## What is expected:
Repeat the entries below exactly, missing none.

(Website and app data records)
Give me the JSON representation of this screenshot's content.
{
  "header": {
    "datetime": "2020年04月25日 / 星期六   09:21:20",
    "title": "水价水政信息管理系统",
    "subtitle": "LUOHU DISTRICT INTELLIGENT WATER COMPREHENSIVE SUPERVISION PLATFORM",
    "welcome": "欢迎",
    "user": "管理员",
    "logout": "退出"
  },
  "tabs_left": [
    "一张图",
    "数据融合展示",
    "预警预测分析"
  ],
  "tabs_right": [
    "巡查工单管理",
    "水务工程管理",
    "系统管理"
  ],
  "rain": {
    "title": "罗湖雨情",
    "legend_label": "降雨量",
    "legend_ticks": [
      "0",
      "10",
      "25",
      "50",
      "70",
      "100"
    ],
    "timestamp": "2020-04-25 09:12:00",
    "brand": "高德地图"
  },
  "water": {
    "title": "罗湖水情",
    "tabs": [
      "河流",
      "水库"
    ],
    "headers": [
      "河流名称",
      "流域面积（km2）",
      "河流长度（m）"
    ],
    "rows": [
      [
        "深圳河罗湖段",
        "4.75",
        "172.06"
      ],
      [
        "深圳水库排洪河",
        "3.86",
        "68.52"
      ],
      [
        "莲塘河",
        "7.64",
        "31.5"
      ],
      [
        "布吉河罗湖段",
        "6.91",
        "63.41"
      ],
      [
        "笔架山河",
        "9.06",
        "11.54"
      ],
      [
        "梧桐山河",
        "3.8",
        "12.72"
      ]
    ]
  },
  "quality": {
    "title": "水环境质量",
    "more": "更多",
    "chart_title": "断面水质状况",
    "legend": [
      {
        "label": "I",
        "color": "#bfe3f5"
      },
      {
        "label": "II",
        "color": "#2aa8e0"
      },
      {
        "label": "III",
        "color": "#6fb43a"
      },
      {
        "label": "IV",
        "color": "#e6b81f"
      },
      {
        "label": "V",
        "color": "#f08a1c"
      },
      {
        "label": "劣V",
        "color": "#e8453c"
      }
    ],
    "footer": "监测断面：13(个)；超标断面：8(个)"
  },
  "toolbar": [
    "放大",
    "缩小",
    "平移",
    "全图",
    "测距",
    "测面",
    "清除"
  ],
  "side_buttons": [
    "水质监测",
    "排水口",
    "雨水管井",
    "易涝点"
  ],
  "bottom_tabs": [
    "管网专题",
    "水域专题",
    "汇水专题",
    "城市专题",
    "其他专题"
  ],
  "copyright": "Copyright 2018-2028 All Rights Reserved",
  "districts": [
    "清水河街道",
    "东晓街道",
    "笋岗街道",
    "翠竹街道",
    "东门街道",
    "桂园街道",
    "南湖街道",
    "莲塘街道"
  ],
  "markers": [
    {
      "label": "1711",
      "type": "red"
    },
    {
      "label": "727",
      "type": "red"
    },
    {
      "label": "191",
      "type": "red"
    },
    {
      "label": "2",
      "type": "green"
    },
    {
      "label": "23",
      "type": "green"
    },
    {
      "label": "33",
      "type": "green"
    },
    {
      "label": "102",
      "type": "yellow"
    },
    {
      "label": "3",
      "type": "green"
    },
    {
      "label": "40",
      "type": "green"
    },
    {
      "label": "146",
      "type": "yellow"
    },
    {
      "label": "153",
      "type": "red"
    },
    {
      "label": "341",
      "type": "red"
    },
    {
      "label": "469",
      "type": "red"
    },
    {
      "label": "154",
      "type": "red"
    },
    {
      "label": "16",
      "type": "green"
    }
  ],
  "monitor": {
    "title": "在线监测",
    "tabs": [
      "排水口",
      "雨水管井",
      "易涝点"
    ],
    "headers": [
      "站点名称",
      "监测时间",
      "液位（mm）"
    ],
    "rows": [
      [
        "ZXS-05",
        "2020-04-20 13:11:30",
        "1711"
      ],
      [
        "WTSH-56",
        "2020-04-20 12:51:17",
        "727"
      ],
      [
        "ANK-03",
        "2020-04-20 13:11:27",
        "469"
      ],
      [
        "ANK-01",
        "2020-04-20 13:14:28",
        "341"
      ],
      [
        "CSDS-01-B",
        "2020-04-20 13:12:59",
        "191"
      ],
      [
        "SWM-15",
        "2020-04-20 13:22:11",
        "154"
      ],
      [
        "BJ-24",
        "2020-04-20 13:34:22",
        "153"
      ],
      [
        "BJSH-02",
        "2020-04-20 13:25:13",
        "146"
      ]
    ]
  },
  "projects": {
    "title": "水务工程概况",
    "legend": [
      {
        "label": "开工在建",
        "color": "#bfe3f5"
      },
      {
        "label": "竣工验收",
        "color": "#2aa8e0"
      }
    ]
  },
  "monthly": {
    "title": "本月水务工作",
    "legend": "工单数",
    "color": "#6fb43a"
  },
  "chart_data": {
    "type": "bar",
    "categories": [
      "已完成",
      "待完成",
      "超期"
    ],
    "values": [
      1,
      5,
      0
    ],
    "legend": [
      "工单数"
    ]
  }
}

## Your response:
Give me the JSON representation of this screenshot's content.
{
  "header": {
    "datetime": "2020年04月25日 / 星期六   09:21:20",
    "title": "水价水政信息管理系统",
    "subtitle": "LUOHU DISTRICT INTELLIGENT WATER COMPREHENSIVE SUPERVISION PLATFORM",
    "welcome": "欢迎",
    "user": "管理员",
    "logout": "退出"
  },
  "tabs_left": [
    "一张图",
    "数据融合展示",
    "预警预测分析"
  ],
  "tabs_right": [
    "巡查工单管理",
    "水务工程管理",
    "系统管理"
  ],
  "rain": {
    "title": "罗湖雨情",
    "legend_label": "降雨量",
    "legend_ticks": [
      "0",
      "10",
      "25",
      "50",
      "70",
      "100"
    ],
    "timestamp": "2020-04-25 09:12:00",
    "brand": "高德地图"
  },
  "water": {
    "title": "罗湖水情",
    "tabs": [
      "河流",
      "水库"
    ],
    "headers": [
      "河流名称",
      "流域面积（km2）",
      "河流长度（m）"
    ],
    "rows": [
      [
        "深圳河罗湖段",
        "4.75",
        "172.06"
      ],
      [
        "深圳水库排洪河",
        "3.86",
        "68.52"
      ],
      [
        "莲塘河",
        "7.64",
        "31.5"
      ],
      [
        "布吉河罗湖段",
        "6.91",
        "63.41"
      ],
      [
        "笔架山河",
        "9.06",
        "11.54"
      ],
      [
        "梧桐山河",
        "3.8",
        "12.72"
      ]
    ]
  },
  "quality": {
    "title": "水环境质量",
    "more": "更多",
    "chart_title": "断面水质状况",
    "legend": [
      {
        "label": "I",
        "color": "#bfe3f5"
      },
      {
        "label": "II",
        "color": "#2aa8e0"
      },
      {
        "label": "III",
        "color": "#6fb43a"
      },
      {
        "label": "IV",
        "color": "#e6b81f"
      },
      {
        "label": "V",
        "color": "#f08a1c"
      },
      {
        "label": "劣V",
        "color": "#e8453c"
      }
    ],
    "footer": "监测断面：13(个)；超标断面：8(个)"
  },
  "toolbar": [
    "放大",
    "缩小",
    "平移",
    "全图",
    "测距",
    "测面",
    "清除"
  ],
  "side_buttons": [
    "水质监测",
    "排水口",
    "雨水管井",
    "易涝点"
  ],
  "bottom_tabs": [
    "管网专题",
    "水域专题",
    "汇水专题",
    "城市专题",
    "其他专题"
  ],
  "copyright": "Copyright 2018-2028 All Rights Reserved",
  "districts": [
    "清水河街道",
    "东晓街道",
    "笋岗街道",
    "翠竹街道",
    "东门街道",
    "桂园街道",
    "南湖街道",
    "莲塘街道"
  ],
  "markers": [
    {
      "label": "1711",
      "type": "red"
    },
    {
      "label": "727",
      "type": "red"
    },
    {
      "label": "191",
      "type": "red"
    },
    {
      "label": "2",
      "type": "green"
    },
    {
      "label": "23",
      "type": "green"
    },
    {
      "label": "33",
      "type": "green"
    },
    {
      "label": "102",
      "type": "yellow"
    },
    {
      "label": "3",
      "type": "green"
    },
    {
      "label": "40",
      "type": "green"
    },
    {
      "label": "146",
      "type": "yellow"
    },
    {
      "label": "153",
      "type": "red"
    },
    {
      "label": "341",
      "type": "red"
    },
    {
      "label": "469",
      "type": "red"
    },
    {
      "label": "154",
      "type": "red"
    },
    {
      "label": "16",
      "type": "green"
    }
  ],
  "monitor": {
    "title": "在线监测",
    "tabs": [
      "排水口",
      "雨水管井",
      "易涝点"
    ],
    "headers": [
      "站点名称",
      "监测时间",
      "液位（mm）"
    ],
    "rows": [
      [
        "ZXS-05",
        "2020-04-20 13:11:30",
        "1711"
      ],
      [
        "WTSH-56",
        "2020-04-20 12:51:17",
        "727"
      ],
      [
        "ANK-03",
        "2020-04-20 13:11:27",
        "469"
      ],
      [
        "ANK-01",
        "2020-04-20 13:14:28",
        "341"
      ],
      [
        "CSDS-01-B",
        "2020-04-20 13:12:59",
        "191"
      ],
      [
        "SWM-15",
        "2020-04-20 13:22:11",
        "154"
      ],
      [
        "BJ-24",
        "2020-04-20 13:34:22",
        "153"
      ],
      [
        "BJSH-02",
        "2020-04-20 13:25:13",
        "146"
      ]
    ]
  },
  "projects": {
    "title": "水务工程概况",
    "legend": [
      {
        "label": "开工在建",
        "color": "#bfe3f5"
      },
      {
        "label": "竣工验收",
        "color": "#2aa8e0"
      }
    ]
  },
  "monthly": {
    "title": "本月水务工作",
    "legend": "工单数",
    "color": "#6fb43a"
  },
  "chart_data": {
    "type": "bar",
    "categories": [
      "已完成",
      "待完成",
      "超期"
    ],
    "values": [
      1,
      5,
      0
    ],
    "legend": [
      "工单数"
    ]
  }
}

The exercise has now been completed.